*Exercise*
The entries below are to be repeated verbatim, in full.

Start of Data excerpts

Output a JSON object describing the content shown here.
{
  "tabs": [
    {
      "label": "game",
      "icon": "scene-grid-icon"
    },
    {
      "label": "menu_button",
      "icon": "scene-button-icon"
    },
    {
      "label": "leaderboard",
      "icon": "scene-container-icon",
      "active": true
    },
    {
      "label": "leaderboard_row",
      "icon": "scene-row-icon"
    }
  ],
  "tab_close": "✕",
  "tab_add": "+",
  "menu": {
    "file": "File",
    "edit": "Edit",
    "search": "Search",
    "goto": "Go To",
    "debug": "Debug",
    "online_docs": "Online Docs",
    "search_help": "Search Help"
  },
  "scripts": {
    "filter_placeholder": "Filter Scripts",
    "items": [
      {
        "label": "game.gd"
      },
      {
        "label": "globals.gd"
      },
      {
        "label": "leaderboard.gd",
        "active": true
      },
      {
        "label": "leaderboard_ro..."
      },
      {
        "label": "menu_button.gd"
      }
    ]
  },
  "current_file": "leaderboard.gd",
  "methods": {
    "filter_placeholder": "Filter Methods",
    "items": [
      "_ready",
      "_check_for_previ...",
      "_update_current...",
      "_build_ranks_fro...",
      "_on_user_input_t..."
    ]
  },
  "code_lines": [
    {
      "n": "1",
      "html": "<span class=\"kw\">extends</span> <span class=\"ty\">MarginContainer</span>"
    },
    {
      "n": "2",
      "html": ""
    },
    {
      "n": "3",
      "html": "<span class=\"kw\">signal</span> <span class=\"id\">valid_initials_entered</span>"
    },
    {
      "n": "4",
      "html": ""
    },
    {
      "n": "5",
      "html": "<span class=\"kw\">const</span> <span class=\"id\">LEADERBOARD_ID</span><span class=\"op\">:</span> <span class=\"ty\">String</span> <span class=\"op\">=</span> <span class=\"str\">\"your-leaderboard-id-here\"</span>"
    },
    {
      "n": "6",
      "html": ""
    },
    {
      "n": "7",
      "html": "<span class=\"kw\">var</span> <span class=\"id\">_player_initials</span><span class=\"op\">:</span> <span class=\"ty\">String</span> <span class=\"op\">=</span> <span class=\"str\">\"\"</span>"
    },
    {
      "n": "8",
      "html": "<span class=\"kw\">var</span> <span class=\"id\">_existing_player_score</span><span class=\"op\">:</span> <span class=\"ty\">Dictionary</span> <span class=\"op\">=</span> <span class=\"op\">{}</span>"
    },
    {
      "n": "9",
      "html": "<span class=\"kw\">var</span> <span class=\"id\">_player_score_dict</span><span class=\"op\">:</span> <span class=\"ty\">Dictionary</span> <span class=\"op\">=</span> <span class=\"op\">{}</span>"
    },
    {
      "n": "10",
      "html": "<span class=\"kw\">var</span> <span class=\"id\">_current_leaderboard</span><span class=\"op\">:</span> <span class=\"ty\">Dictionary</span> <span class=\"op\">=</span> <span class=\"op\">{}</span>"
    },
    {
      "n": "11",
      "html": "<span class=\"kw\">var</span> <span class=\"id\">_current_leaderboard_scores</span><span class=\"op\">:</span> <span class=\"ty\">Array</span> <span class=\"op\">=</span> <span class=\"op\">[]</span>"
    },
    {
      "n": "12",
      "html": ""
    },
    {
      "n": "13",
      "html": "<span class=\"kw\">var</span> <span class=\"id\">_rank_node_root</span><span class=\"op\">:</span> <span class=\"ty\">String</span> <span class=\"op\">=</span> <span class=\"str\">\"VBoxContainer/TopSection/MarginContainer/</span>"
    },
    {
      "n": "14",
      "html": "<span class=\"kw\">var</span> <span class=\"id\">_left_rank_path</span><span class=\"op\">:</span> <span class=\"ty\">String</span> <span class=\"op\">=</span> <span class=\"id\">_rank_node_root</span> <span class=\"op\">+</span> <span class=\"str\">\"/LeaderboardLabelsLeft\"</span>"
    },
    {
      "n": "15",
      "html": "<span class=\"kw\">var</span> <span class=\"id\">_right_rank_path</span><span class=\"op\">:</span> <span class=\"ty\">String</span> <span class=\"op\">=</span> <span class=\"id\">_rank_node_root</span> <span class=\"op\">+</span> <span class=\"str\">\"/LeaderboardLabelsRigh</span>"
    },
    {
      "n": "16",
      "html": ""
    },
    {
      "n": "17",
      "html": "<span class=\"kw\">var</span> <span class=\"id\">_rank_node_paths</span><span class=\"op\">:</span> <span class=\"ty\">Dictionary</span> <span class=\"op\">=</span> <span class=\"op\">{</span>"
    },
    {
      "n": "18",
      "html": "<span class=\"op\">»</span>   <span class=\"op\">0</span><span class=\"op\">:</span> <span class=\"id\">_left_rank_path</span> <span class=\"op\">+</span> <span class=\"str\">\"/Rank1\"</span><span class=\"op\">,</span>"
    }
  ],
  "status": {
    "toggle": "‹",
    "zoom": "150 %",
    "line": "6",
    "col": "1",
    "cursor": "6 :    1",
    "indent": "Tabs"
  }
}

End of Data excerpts

*Result for this exercise*
Output a JSON object describing the content shown here.
{
  "tabs": [
    {
      "label": "game",
      "icon": "scene-grid-icon"
    },
    {
      "label": "menu_button",
      "icon": "scene-button-icon"
    },
    {
      "label": "leaderboard",
      "icon": "scene-container-icon",
      "active": true
    },
    {
      "label": "leaderboard_row",
      "icon": "scene-row-icon"
    }
  ],
  "tab_close": "✕",
  "tab_add": "+",
  "menu": {
    "file": "File",
    "edit": "Edit",
    "search": "Search",
    "goto": "Go To",
    "debug": "Debug",
    "online_docs": "Online Docs",
    "search_help": "Search Help"
  },
  "scripts": {
    "filter_placeholder": "Filter Scripts",
    "items": [
      {
        "label": "game.gd"
      },
      {
        "label": "globals.gd"
      },
      {
        "label": "leaderboard.gd",
        "active": true
      },
      {
        "label": "leaderboard_ro..."
      },
      {
        "label": "menu_button.gd"
      }
    ]
  },
  "current_file": "leaderboard.gd",
  "methods": {
    "filter_placeholder": "Filter Methods",
    "items": [
      "_ready",
      "_check_for_previ...",
      "_update_current...",
      "_build_ranks_fro...",
      "_on_user_input_t..."
    ]
  },
  "code_lines": [
    {
      "n": "1",
      "html": "<span class=\"kw\">extends</span> <span class=\"ty\">MarginContainer</span>"
    },
    {
      "n": "2",
      "html": ""
    },
    {
      "n": "3",
      "html": "<span class=\"kw\">signal</span> <span class=\"id\">valid_initials_entered</span>"
    },
    {
      "n": "4",
      "html": ""
    },
    {
      "n": "5",
      "html": "<span class=\"kw\">const</span> <span class=\"id\">LEADERBOARD_ID</span><span class=\"op\">:</span> <span class=\"ty\">String</span> <span class=\"op\">=</span> <span class=\"str\">\"your-leaderboard-id-here\"</span>"
    },
    {
      "n": "6",
      "html": ""
    },
    {
      "n": "7",
      "html": "<span class=\"kw\">var</span> <span class=\"id\">_player_initials</span><span class=\"op\">:</span> <span class=\"ty\">String</span> <span class=\"op\">=</span> <span class=\"str\">\"\"</span>"
    },
    {
      "n": "8",
      "html": "<span class=\"kw\">var</span> <span class=\"id\">_existing_player_score</span><span class=\"op\">:</span> <span class=\"ty\">Dictionary</span> <span class=\"op\">=</span> <span class=\"op\">{}</span>"
    },
    {
      "n": "9",
      "html": "<span class=\"kw\">var</span> <span class=\"id\">_player_score_dict</span><span class=\"op\">:</span> <span class=\"ty\">Dictionary</span> <span class=\"op\">=</span> <span class=\"op\">{}</span>"
    },
    {
      "n": "10",
      "html": "<span class=\"kw\">var</span> <span class=\"id\">_current_leaderboard</span><span class=\"op\">:</span> <span class=\"ty\">Dictionary</span> <span class=\"op\">=</span> <span class=\"op\">{}</span>"
    },
    {
      "n": "11",
      "html": "<span class=\"kw\">var</span> <span class=\"id\">_current_leaderboard_scores</span><span class=\"op\">:</span> <span class=\"ty\">Array</span> <span class=\"op\">=</span> <span class=\"op\">[]</span>"
    },
    {
      "n": "12",
      "html": ""
    },
    {
      "n": "13",
      "html": "<span class=\"kw\">var</span> <span class=\"id\">_rank_node_root</span><span class=\"op\">:</span> <span class=\"ty\">String</span> <span class=\"op\">=</span> <span class=\"str\">\"VBoxContainer/TopSection/MarginContainer/</span>"
    },
    {
      "n": "14",
      "html": "<span class=\"kw\">var</span> <span class=\"id\">_left_rank_path</span><span class=\"op\">:</span> <span class=\"ty\">String</span> <span class=\"op\">=</span> <span class=\"id\">_rank_node_root</span> <span class=\"op\">+</span> <span class=\"str\">\"/LeaderboardLabelsLeft\"</span>"
    },
    {
      "n": "15",
      "html": "<span class=\"kw\">var</span> <span class=\"id\">_right_rank_path</span><span class=\"op\">:</span> <span class=\"ty\">String</span> <span class=\"op\">=</span> <span class=\"id\">_rank_node_root</span> <span class=\"op\">+</span> <span class=\"str\">\"/LeaderboardLabelsRigh</span>"
    },
    {
      "n": "16",
      "html": ""
    },
    {
      "n": "17",
      "html": "<span class=\"kw\">var</span> <span class=\"id\">_rank_node_paths</span><span class=\"op\">:</span> <span class=\"ty\">Dictionary</span> <span class=\"op\">=</span> <span class=\"op\">{</span>"
    },
    {
      "n": "18",
      "html": "<span class=\"op\">»</span>   <span class=\"op\">0</span><span class=\"op\">:</span> <span class=\"id\">_left_rank_path</span> <span class=\"op\">+</span> <span class=\"str\">\"/Rank1\"</span><span class=\"op\">,</span>"
    }
  ],
  "status": {
    "toggle": "‹",
    "zoom": "150 %",
    "line": "6",
    "col": "1",
    "cursor": "6 :    1",
    "indent": "Tabs"
  }
}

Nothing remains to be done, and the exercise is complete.